◆ **MATERIAL PROVIDED**:

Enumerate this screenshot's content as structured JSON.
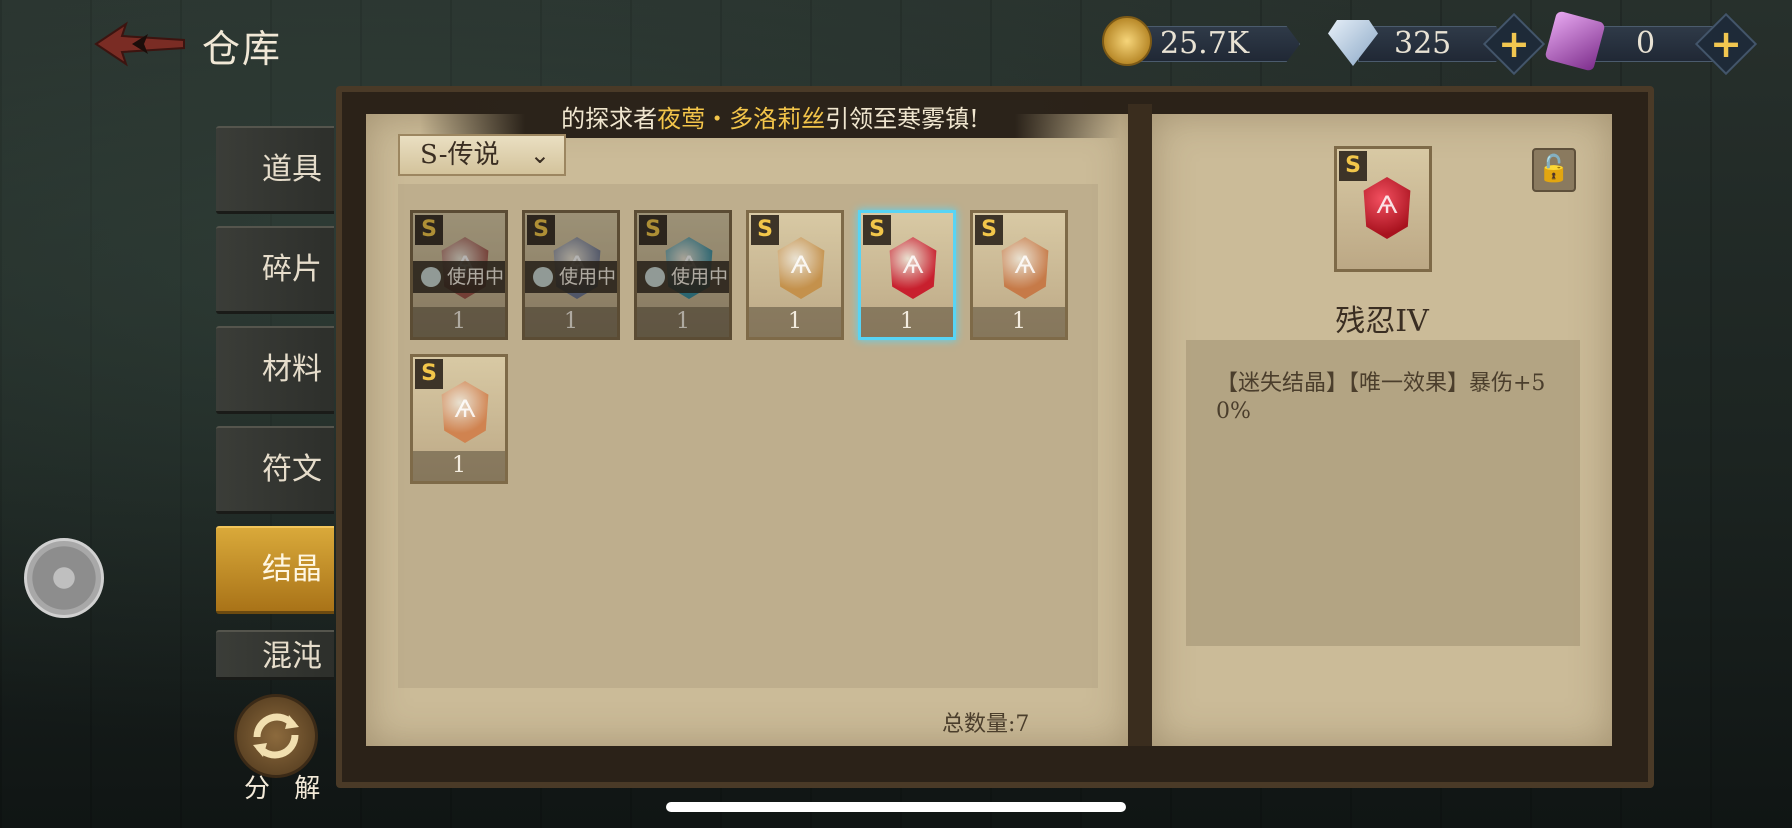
{
  "header": {
    "title": "仓库",
    "currencies": [
      {
        "icon": "gold-coin-icon",
        "value": "25.7K",
        "has_plus": false
      },
      {
        "icon": "diamond-icon",
        "value": "325",
        "has_plus": true
      },
      {
        "icon": "purple-crystal-icon",
        "value": "0",
        "has_plus": true
      }
    ]
  },
  "tabs": [
    {
      "label": "道具",
      "active": false
    },
    {
      "label": "碎片",
      "active": false
    },
    {
      "label": "材料",
      "active": false
    },
    {
      "label": "符文",
      "active": false
    },
    {
      "label": "结晶",
      "active": true
    },
    {
      "label": "混沌",
      "active": false
    }
  ],
  "ticker": {
    "prefix": "的探求者",
    "highlight": "夜莺・多洛莉丝",
    "suffix": "引领至寒雾镇!"
  },
  "filter": {
    "label": "S-传说"
  },
  "items": [
    {
      "rank": "S",
      "in_use_label": "使用中",
      "qty": "1",
      "color": "#a0564a",
      "selected": false
    },
    {
      "rank": "S",
      "in_use_label": "使用中",
      "qty": "1",
      "color": "#6f7790",
      "selected": false
    },
    {
      "rank": "S",
      "in_use_label": "使用中",
      "qty": "1",
      "color": "#3b8c9c",
      "selected": false
    },
    {
      "rank": "S",
      "in_use_label": "",
      "qty": "1",
      "color": "#c4914c",
      "selected": false
    },
    {
      "rank": "S",
      "in_use_label": "",
      "qty": "1",
      "color": "#c8202e",
      "selected": true
    },
    {
      "rank": "S",
      "in_use_label": "",
      "qty": "1",
      "color": "#c67a48",
      "selected": false
    },
    {
      "rank": "S",
      "in_use_label": "",
      "qty": "1",
      "color": "#d08350",
      "selected": false
    }
  ],
  "total_label": "总数量:7",
  "detail": {
    "rank": "S",
    "name": "残忍IV",
    "description": "【迷失结晶】【唯一效果】暴伤+50%"
  },
  "buttons": {
    "decompose": "分 解"
  }
}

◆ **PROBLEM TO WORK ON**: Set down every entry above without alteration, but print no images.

◆ **SOLUTION TO THIS PROBLEM**:
Enumerate this screenshot's content as structured JSON.
{
  "header": {
    "title": "仓库",
    "currencies": [
      {
        "icon": "gold-coin-icon",
        "value": "25.7K",
        "has_plus": false
      },
      {
        "icon": "diamond-icon",
        "value": "325",
        "has_plus": true
      },
      {
        "icon": "purple-crystal-icon",
        "value": "0",
        "has_plus": true
      }
    ]
  },
  "tabs": [
    {
      "label": "道具",
      "active": false
    },
    {
      "label": "碎片",
      "active": false
    },
    {
      "label": "材料",
      "active": false
    },
    {
      "label": "符文",
      "active": false
    },
    {
      "label": "结晶",
      "active": true
    },
    {
      "label": "混沌",
      "active": false
    }
  ],
  "ticker": {
    "prefix": "的探求者",
    "highlight": "夜莺・多洛莉丝",
    "suffix": "引领至寒雾镇!"
  },
  "filter": {
    "label": "S-传说"
  },
  "items": [
    {
      "rank": "S",
      "in_use_label": "使用中",
      "qty": "1",
      "color": "#a0564a",
      "selected": false
    },
    {
      "rank": "S",
      "in_use_label": "使用中",
      "qty": "1",
      "color": "#6f7790",
      "selected": false
    },
    {
      "rank": "S",
      "in_use_label": "使用中",
      "qty": "1",
      "color": "#3b8c9c",
      "selected": false
    },
    {
      "rank": "S",
      "in_use_label": "",
      "qty": "1",
      "color": "#c4914c",
      "selected": false
    },
    {
      "rank": "S",
      "in_use_label": "",
      "qty": "1",
      "color": "#c8202e",
      "selected": true
    },
    {
      "rank": "S",
      "in_use_label": "",
      "qty": "1",
      "color": "#c67a48",
      "selected": false
    },
    {
      "rank": "S",
      "in_use_label": "",
      "qty": "1",
      "color": "#d08350",
      "selected": false
    }
  ],
  "total_label": "总数量:7",
  "detail": {
    "rank": "S",
    "name": "残忍IV",
    "description": "【迷失结晶】【唯一效果】暴伤+50%"
  },
  "buttons": {
    "decompose": "分 解"
  }
}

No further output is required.